Credit Suisse’s Bill Shope says:
“Perot’s 23,000 employees represent a formidable integration challenge for Dell, and we are concerned with Dell’s limited acquisition track record.”
He also has reservations about how the acquisition might affect broader restructuring at Dell, particularly the company’s ongoing efforts to lower operating expenses. Says Shope:
“In particular, we believe Dell’s key challenge will be to prevent its operating expenses from ballooning as revenues recover in 2010. We fear that the additional burden of integrating a large services asset will add risks here.”
Jason Noland of Robert W. Baird shares Shope’s concerns about the integration challenge for Dell, noting that Dell has never digested an acquisition this big.
I want to issue a couple rebuttals.
First, I think these comments represent the myopic quarter-to-quarter mindset that preoccupies many in the analyst community.
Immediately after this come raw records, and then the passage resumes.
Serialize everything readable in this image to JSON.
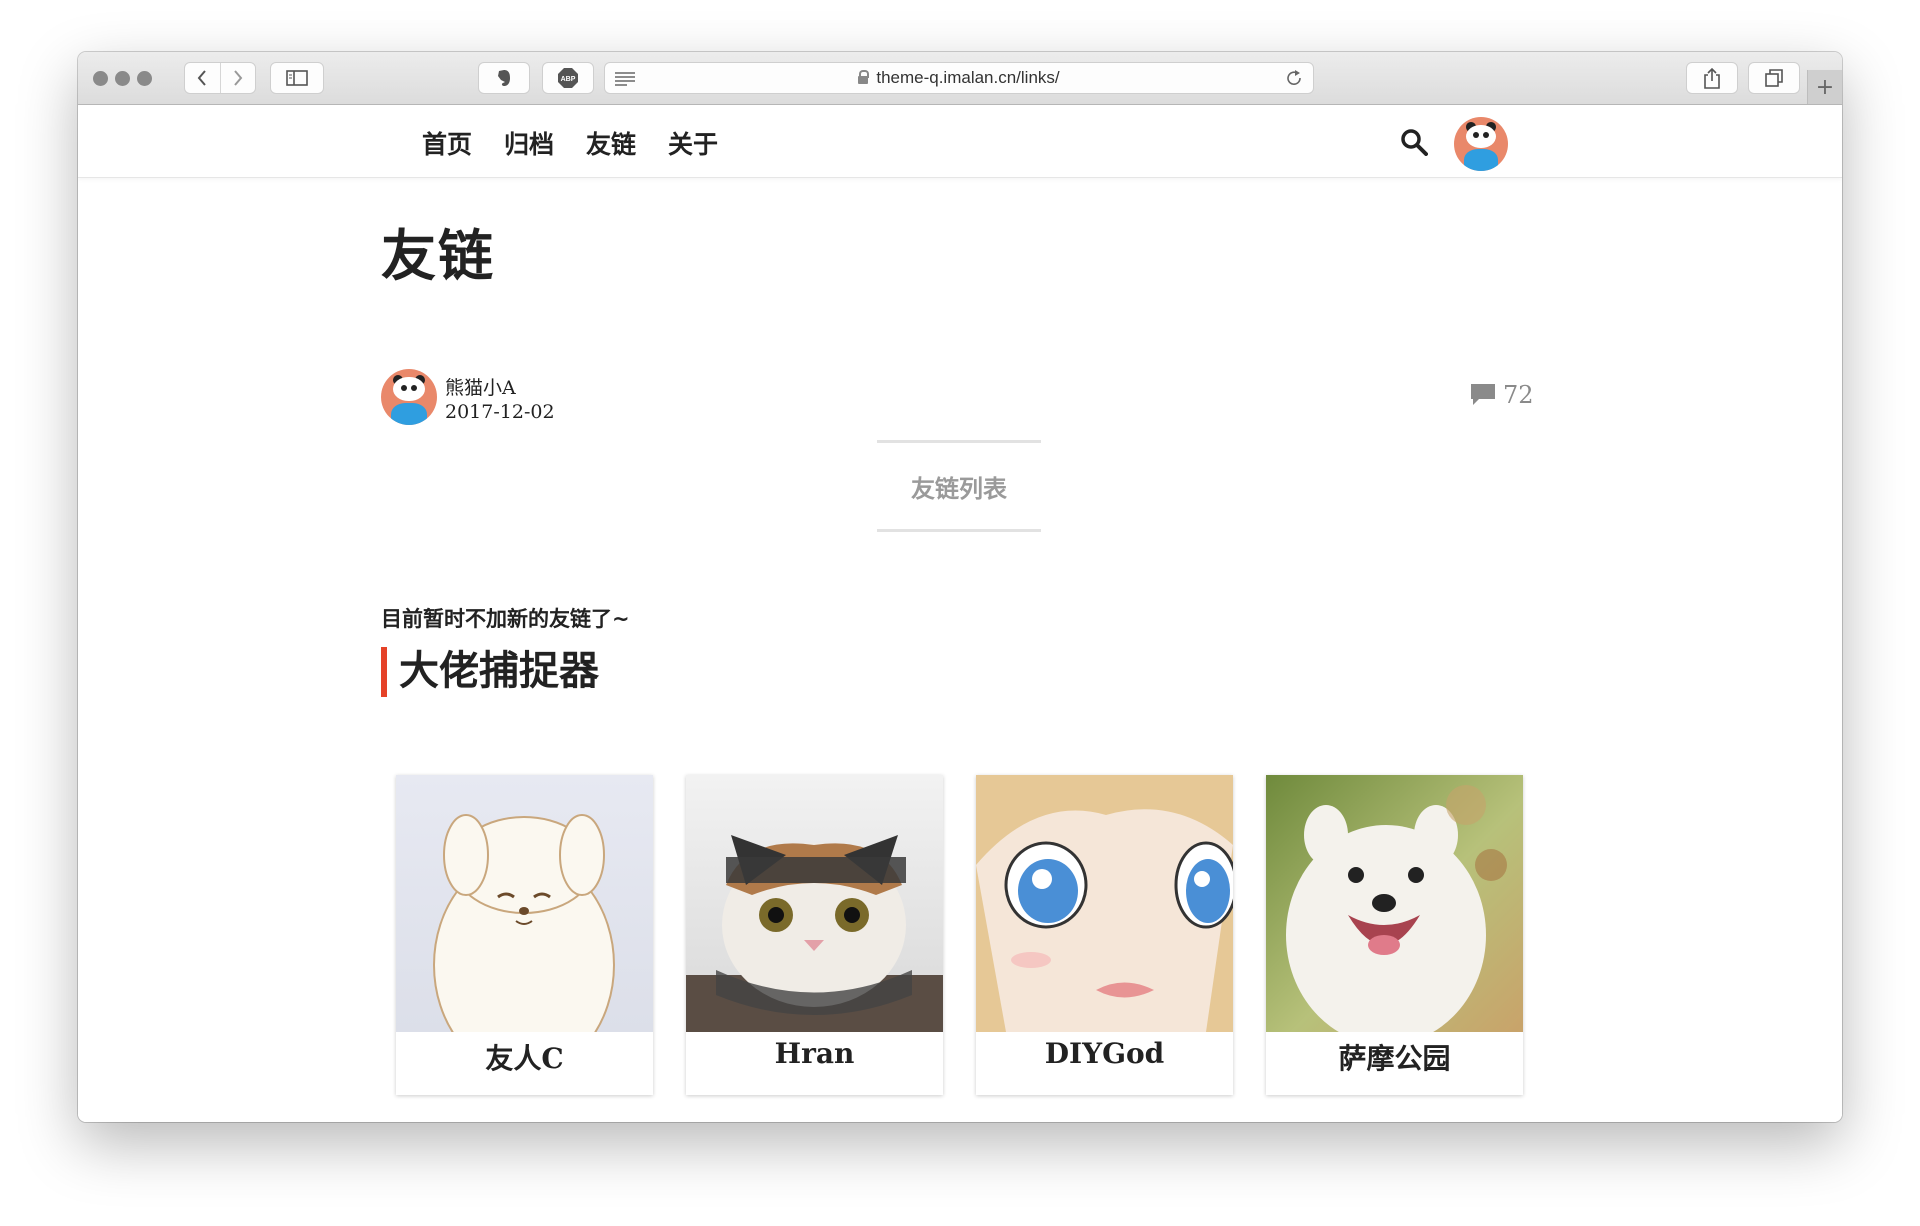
{
  "browser": {
    "url": "theme-q.imalan.cn/links/",
    "new_tab_symbol": "+"
  },
  "site": {
    "nav": [
      {
        "label": "首页"
      },
      {
        "label": "归档"
      },
      {
        "label": "友链"
      },
      {
        "label": "关于"
      }
    ]
  },
  "post": {
    "title": "友链",
    "author": "熊猫小A",
    "date": "2017-12-02",
    "comment_count": "72",
    "toc_label": "友链列表",
    "notice": "目前暂时不加新的友链了~",
    "section_title": "大佬捕捉器",
    "accent_color": "#e54228"
  },
  "friends": [
    {
      "name": "友人C"
    },
    {
      "name": "Hran"
    },
    {
      "name": "DIYGod"
    },
    {
      "name": "萨摩公园"
    }
  ]
}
Rather than considering the big picture and Dell’s long-term viability in a market that is undergoing dynamic change, they worry about whether Dell’s operating expenditures will suffer a short-lived spike as the company assimilates an important acquisition. It’s an incredibly short-sighted view, one that misses the point behind the acquisition.
I’ll be blunt: Dell could not stand still. It had the choice of going deeper into consumer markets or strengthening its enterprise offerings. It would have been a dire mistake for Dell to plunge deeper into consumer markets. The company not only derives the majority of its revenue from sales to enterprise customers; it’s also more comfortable dealing with business customers and more responsive to their needs.
Conversely, Dell isn’t a brand prized by consumers. It’s just had too many misadventures and missteps dealing with them. There’s no reason to believe Dell buying Palm, for instance, would end any differently from 3Com’s disastrous stewardship of Palm back in the 1990s. When one also considers that the consumer market is no panacea for magical growth in the foreseeable future — unless your corporate moniker is Apple — Dell really had no choice.
At the end of the day, a company has to be true to itself.
One might reasonably object to the price Dell paid for Perot, but it’s harder to make the case that Dell shouldn’t have pulled the trigger on exactly this sort of move. With the strong services foundation Perot will provide, especially in its core healthcare and government markets, Dell now can buy and build additional products and services that can be sold into those markets. The Perot acquisition forms a cornerstone on which Dell can build higher-margin value propositions for enterprise customers, above and beyond the sale of PCs and servers.
The other objection raised by analysts is that Dell might struggle with the integration of Perot. That’s always a possibility, not just for Dell but for many other companies besides.
Even so, I am reasonably confident in Dell’s ability to make the integration work. Dell has cut its teeth on small acquisitions in preparation for a bolder move. More to the point, it has brought aboard personnel who are adept at closing, integrating, and fully assimilating major acquisitions.
Among them is David Johnson, Dell’s senior vice president of corporate strategy (or head of corporate planning and development, depending on whom you ask at Dell and the circumstances in which you pose the question). He was formerly an M&A executive with IBM.
Many of you will recall that Johnson was the subject of a fierce and litigious tug of war between IBM and Dell. That battle is ongoing, which is why Dell was adamant that Johnson was not involved with the Perot acquisition.
Okay, he might not have been involved, literally and technically, in the acquisition of Perot; but I strongly suspect he will be closely involved in the integration of Perot into Dell. Notwithstanding Dell’s legalistic and semantic tap dancing, Johnson figures to be in the integration mix, as do others Dell has brought aboard to see through exactly this type of transaction.
In summary, Dell isn’t exactly the acquisition ingenue that some analysts believe it to be.